It’s tough to say, responds Shein of the National Climatic Data Center. The current drought ranks among the most significant on record for the region, and it comes at a time of generally rising temperatures, but it’s not the worst one ever. “We had an even worse one back in 2002,” notes Shein, referencing the center’s data. (That data, by the way, has been in increasing demand as people have become more aware of the reality of climate change. Shein says the center has had a much higher volume of requests for weather and climate figures.)
And as the climate shifts, the region’s future rainfall becomes harder to project, says Peterson, who was also a lead author of the IPCC report. “We’re very uncertain about how precipitation will change in WNC,” he notes. “About half the models are showing an increase, and about half the models are showing a decrease. What we can say is this: If the temperature increases and the precipitation stays the same, then there will be an increase in the amount of evaporation—so there could be water stress.”

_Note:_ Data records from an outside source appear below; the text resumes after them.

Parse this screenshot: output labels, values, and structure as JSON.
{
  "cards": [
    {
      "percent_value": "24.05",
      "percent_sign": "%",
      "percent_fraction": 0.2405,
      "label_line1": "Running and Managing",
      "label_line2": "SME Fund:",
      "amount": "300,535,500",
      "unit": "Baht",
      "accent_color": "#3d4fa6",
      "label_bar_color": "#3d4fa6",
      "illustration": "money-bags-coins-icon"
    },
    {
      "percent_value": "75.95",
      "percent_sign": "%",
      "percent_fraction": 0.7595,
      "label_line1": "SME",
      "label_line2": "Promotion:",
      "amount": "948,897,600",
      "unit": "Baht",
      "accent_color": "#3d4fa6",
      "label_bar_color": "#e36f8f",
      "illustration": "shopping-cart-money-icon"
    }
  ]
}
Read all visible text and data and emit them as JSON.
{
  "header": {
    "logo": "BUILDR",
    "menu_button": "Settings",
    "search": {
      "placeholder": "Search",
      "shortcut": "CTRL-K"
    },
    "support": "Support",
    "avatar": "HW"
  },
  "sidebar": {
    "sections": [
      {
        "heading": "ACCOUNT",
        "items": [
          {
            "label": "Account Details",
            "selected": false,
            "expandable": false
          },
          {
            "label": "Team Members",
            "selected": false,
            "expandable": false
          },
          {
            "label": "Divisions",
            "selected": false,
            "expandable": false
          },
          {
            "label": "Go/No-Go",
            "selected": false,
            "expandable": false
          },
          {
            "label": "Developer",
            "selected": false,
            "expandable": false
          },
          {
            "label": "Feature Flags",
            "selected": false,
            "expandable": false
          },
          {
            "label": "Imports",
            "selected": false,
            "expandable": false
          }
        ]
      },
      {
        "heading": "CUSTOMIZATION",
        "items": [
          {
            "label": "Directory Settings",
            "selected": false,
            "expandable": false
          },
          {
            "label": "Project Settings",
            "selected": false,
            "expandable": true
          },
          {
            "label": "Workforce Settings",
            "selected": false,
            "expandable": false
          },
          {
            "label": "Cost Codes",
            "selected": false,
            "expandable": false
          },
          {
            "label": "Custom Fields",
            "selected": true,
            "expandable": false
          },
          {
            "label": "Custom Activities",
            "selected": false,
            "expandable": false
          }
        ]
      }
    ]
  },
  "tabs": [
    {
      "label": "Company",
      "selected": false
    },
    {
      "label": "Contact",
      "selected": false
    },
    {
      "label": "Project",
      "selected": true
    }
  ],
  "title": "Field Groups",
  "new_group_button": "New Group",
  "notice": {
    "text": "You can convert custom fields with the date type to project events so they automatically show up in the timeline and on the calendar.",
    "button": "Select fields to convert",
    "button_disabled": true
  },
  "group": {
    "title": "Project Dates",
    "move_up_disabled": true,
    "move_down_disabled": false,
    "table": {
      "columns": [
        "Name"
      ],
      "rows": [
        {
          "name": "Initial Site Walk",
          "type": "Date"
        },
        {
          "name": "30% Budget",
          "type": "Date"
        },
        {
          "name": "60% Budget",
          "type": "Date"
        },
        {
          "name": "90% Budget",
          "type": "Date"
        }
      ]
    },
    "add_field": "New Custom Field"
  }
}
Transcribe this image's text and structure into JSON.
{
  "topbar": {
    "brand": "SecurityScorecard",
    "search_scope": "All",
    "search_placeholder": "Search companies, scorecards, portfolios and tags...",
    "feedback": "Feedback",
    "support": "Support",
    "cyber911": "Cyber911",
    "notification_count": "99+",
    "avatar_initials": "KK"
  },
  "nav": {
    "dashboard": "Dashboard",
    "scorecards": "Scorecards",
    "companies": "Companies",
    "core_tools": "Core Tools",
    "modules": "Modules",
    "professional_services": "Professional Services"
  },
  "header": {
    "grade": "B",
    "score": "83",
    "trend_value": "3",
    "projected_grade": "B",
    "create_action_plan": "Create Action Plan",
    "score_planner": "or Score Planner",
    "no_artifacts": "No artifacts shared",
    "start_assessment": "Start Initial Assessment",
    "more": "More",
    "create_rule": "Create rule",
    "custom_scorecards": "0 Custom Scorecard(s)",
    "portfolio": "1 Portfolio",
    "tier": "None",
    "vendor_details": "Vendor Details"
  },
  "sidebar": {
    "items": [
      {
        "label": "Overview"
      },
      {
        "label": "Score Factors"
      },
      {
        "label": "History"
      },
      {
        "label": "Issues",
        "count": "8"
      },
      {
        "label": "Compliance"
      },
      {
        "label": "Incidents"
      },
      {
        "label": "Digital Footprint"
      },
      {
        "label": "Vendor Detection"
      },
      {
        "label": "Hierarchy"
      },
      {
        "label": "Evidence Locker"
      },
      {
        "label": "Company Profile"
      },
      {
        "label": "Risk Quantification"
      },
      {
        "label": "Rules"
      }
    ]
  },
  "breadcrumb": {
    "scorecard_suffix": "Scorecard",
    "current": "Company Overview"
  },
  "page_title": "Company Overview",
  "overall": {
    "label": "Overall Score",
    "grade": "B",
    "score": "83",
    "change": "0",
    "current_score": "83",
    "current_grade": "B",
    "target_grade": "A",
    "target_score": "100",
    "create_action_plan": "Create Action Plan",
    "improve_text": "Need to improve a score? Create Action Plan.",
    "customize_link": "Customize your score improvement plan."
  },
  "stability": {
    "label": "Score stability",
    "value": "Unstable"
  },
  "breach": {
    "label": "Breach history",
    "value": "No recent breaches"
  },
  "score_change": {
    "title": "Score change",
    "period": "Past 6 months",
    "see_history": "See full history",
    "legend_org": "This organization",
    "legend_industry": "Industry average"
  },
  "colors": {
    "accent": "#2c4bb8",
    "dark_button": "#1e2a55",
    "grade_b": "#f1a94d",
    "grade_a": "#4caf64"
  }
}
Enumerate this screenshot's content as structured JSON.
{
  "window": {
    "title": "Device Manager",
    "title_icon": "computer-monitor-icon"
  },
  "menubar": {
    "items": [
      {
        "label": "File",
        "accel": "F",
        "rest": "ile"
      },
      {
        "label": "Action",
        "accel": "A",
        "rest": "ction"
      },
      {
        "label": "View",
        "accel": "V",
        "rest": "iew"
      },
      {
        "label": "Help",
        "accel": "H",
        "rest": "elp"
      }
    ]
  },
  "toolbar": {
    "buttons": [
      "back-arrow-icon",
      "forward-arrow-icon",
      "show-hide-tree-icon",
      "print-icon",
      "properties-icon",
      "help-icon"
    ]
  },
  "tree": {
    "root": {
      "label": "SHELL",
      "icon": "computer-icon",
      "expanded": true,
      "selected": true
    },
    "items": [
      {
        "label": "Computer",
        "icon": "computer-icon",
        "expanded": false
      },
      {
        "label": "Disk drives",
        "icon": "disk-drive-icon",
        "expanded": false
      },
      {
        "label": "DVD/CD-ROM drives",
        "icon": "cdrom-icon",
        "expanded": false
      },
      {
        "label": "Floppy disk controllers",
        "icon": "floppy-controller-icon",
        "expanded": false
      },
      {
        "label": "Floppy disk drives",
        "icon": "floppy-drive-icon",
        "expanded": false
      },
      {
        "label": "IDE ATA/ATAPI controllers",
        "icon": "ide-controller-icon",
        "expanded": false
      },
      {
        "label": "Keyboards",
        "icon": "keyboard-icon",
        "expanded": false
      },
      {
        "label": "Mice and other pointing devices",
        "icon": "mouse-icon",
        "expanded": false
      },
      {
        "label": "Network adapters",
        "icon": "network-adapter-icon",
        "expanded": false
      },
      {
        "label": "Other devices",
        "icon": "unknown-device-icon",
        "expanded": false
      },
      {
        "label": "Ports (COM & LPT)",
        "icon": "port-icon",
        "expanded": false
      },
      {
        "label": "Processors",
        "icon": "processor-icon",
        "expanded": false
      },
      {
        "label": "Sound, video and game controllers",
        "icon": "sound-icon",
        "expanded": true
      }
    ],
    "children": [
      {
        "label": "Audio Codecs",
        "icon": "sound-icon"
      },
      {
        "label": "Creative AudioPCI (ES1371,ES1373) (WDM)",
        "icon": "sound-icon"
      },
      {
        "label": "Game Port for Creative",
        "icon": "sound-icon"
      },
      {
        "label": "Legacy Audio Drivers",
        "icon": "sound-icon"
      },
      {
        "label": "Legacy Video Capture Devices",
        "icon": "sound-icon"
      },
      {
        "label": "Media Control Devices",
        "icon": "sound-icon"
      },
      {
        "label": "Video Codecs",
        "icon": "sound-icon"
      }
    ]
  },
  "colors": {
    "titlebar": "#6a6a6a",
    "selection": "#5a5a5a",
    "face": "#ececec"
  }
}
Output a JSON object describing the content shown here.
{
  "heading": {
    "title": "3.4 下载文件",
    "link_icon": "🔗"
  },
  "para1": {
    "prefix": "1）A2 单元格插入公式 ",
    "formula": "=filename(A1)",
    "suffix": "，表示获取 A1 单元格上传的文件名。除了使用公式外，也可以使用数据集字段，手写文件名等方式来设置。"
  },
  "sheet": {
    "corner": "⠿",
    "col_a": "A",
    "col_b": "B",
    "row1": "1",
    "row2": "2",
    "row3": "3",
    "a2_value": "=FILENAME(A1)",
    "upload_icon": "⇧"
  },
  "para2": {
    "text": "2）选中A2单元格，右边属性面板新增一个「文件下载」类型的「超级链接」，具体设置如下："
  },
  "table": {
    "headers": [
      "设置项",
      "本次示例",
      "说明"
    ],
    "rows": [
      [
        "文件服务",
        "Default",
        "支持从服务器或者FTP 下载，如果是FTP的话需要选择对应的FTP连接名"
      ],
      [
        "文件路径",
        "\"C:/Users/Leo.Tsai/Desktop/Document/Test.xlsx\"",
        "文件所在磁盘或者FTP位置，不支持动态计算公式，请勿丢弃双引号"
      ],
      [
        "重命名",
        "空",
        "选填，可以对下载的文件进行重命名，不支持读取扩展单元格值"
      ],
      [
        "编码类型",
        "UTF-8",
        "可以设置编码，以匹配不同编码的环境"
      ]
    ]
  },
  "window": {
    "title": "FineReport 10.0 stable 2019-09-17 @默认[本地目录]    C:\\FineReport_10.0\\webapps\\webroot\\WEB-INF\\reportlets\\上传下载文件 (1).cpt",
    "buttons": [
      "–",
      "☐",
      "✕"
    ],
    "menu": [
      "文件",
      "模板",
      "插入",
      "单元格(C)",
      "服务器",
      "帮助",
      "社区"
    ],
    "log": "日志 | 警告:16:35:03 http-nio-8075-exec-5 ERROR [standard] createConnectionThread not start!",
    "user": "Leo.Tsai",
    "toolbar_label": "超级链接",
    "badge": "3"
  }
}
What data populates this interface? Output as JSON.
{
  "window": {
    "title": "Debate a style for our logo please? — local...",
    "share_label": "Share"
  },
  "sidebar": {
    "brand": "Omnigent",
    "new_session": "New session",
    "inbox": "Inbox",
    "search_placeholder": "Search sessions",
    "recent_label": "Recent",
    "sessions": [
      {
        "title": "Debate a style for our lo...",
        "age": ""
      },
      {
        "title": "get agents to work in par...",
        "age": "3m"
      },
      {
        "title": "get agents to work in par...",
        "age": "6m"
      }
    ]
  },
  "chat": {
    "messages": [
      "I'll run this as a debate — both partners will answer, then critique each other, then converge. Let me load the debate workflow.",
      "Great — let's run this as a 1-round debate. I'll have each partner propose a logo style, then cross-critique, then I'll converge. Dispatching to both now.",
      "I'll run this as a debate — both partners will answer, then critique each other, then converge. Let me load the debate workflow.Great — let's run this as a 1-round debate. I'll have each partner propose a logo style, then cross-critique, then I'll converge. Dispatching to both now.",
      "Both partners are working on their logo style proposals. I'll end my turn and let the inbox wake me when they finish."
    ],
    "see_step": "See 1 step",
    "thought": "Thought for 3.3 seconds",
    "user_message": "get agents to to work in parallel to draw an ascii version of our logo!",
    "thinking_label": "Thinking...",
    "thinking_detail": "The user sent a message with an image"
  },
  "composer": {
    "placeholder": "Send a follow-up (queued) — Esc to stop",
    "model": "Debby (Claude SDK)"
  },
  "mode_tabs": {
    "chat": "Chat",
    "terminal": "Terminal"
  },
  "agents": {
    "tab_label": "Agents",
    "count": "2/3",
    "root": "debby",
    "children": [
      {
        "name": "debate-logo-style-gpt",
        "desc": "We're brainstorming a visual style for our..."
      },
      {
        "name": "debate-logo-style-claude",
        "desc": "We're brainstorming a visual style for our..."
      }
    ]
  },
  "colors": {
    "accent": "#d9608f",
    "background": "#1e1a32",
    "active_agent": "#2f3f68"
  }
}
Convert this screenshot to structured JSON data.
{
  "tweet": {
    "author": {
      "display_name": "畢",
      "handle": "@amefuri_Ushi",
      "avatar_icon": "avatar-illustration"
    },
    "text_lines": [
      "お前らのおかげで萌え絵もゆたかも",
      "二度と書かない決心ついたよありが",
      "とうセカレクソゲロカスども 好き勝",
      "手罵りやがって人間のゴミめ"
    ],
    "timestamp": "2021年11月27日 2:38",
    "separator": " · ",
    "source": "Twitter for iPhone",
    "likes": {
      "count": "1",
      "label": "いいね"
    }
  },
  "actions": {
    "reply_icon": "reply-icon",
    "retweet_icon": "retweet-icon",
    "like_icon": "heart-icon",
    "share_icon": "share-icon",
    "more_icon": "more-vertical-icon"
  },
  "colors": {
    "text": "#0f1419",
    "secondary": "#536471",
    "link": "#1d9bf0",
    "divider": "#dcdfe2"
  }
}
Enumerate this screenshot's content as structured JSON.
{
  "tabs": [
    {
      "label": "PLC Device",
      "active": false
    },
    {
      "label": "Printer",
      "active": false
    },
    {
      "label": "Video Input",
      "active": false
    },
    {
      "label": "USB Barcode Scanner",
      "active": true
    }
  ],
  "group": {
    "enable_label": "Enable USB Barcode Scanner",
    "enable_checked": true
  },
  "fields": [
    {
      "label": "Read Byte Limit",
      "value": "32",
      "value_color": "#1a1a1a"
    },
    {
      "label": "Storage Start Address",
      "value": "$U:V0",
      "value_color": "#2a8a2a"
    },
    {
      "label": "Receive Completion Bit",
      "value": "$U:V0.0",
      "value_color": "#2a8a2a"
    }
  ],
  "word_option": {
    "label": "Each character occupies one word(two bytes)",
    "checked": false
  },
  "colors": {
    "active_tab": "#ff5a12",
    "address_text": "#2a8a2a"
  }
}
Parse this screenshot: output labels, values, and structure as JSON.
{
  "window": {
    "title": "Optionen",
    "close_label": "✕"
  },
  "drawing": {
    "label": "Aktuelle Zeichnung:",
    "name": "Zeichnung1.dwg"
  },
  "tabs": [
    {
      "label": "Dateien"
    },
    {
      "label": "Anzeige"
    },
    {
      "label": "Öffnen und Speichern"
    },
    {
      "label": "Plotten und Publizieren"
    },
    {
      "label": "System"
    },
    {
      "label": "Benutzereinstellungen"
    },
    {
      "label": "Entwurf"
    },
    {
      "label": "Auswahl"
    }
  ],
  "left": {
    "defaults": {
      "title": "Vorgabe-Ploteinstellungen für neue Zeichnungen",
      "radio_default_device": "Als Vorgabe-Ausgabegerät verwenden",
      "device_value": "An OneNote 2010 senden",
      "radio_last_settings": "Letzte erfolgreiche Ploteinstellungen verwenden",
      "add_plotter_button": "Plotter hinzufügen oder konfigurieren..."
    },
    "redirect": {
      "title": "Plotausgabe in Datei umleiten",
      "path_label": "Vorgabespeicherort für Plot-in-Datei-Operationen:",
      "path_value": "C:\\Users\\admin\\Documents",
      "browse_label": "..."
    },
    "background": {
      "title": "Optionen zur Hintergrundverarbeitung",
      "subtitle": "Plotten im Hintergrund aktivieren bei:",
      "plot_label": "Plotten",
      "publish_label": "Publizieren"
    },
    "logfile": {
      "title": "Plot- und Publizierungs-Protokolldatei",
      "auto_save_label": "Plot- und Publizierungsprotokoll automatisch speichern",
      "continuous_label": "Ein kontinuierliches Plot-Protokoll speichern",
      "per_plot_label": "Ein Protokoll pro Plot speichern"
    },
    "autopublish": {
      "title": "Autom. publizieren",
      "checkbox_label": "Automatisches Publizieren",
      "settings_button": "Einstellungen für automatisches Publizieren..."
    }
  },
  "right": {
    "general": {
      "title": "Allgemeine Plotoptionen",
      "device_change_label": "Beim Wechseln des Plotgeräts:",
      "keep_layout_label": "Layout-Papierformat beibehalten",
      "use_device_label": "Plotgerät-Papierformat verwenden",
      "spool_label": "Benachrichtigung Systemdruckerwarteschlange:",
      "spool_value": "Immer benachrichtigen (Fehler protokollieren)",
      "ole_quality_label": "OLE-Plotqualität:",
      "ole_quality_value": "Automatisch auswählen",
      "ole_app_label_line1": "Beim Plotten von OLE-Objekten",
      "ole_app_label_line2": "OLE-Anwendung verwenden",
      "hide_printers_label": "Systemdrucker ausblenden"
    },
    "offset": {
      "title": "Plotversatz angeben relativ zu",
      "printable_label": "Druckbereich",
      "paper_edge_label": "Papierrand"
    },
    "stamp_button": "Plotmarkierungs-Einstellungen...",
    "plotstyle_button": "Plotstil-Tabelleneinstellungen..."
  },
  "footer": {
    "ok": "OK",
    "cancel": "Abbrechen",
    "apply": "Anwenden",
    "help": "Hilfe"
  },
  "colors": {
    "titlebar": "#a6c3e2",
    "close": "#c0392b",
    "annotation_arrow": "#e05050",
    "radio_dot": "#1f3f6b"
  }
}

But whatever the future brings, Asheville has already made a commitment to taking action. In 2005, then Mayor Charles Worley joined mayors nationwide in agreeing to reduce the carbon footprint stemming from municipal operations by 2 percent per year, and Warren Wilson College has agreed to help the city reach that target. The Southern Energy and Environment Expo, held last month at the WNC Agricultural Center, showcased renewable-energy technologies and green-building materials that are starting to catch on in the region. A-B Tech’s business-incubator program is helping green entrepreneurs develop clean technologies and bring them to market, and companies such as the Fletcher-based Appalachian Energy, which sells solar power systems, are already well-established. A host of local nonprofit organizations, such as the Southern Alliance for Clean Energy and the WNC Alliance, are also working on climate-change issues.
When it comes to reducing carbon-dioxide emissions, energy efficiency gives “far away the biggest bang for the buck,” says Bernstein, whose work with the IPCC focused on climate-change mitigation. A number of efforts—including the city of Asheville’s decision to hire a sustainability coordinator and the INSULATE! program launched by Warren Wilson’s Environmental Leadership Center—have begun working toward that end. Meanwhile, Asheville members of Rising Tide, an international activist network, have sought to shed light on the urgency of climate change via less conventional means, such as locking themselves to construction equipment at the site of Duke Energy’s Cliffside power plant in Rutherford County.
Yet there’s still much work to be done, both on the local level and beyond. “We’ve squandered eight years going backward,” sputters SEE Expo founder Ned Doyle. “Eight years have gone by, and we’re worse off than we were in 2000. We are at a significant point.
“We know we have solutions,” he continues. “We just have to employ them, and we need to do it now. I’m sick of waiting.”